> **Exercise directions**
Lines in the listing below that include the word "Attributes" need to be copied.

==================================================

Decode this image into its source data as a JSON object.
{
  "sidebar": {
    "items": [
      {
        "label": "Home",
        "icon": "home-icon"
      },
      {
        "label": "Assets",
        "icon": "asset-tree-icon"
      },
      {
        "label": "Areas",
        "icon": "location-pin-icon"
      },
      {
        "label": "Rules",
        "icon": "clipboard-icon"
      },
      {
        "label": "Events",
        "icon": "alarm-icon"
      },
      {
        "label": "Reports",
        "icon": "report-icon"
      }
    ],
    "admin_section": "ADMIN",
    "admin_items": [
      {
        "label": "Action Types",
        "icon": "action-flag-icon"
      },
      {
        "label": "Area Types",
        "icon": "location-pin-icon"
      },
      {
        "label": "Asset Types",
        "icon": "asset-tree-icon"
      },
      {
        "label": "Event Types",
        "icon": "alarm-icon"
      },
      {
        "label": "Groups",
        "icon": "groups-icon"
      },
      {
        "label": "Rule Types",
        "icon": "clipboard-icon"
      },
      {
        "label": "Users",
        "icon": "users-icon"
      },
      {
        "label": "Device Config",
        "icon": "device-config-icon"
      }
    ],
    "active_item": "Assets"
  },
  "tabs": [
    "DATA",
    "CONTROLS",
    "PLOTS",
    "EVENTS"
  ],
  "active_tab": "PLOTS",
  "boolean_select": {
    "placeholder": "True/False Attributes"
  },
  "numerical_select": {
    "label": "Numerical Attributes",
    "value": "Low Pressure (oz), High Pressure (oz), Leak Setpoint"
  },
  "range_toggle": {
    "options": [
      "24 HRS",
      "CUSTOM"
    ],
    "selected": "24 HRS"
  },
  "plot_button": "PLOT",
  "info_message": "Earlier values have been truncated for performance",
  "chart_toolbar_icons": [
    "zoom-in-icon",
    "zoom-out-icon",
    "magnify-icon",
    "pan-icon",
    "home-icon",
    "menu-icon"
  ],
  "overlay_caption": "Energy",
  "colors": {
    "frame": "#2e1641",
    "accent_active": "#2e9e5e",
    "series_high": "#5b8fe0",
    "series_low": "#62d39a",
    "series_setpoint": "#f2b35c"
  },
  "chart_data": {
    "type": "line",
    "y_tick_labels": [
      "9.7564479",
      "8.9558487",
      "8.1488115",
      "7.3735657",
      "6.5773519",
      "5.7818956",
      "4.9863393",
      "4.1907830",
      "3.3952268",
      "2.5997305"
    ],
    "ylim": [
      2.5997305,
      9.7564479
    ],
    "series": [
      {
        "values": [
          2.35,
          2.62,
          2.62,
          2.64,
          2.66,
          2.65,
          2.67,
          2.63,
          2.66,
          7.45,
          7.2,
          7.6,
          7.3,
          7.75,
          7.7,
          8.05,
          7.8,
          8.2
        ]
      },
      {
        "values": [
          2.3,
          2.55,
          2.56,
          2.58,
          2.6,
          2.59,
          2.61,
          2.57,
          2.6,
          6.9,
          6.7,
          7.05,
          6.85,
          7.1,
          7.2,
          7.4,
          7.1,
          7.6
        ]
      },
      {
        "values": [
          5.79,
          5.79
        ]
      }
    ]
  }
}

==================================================

> **Answer to the problem**
    "placeholder": "True/False Attributes"
    "label": "Numerical Attributes",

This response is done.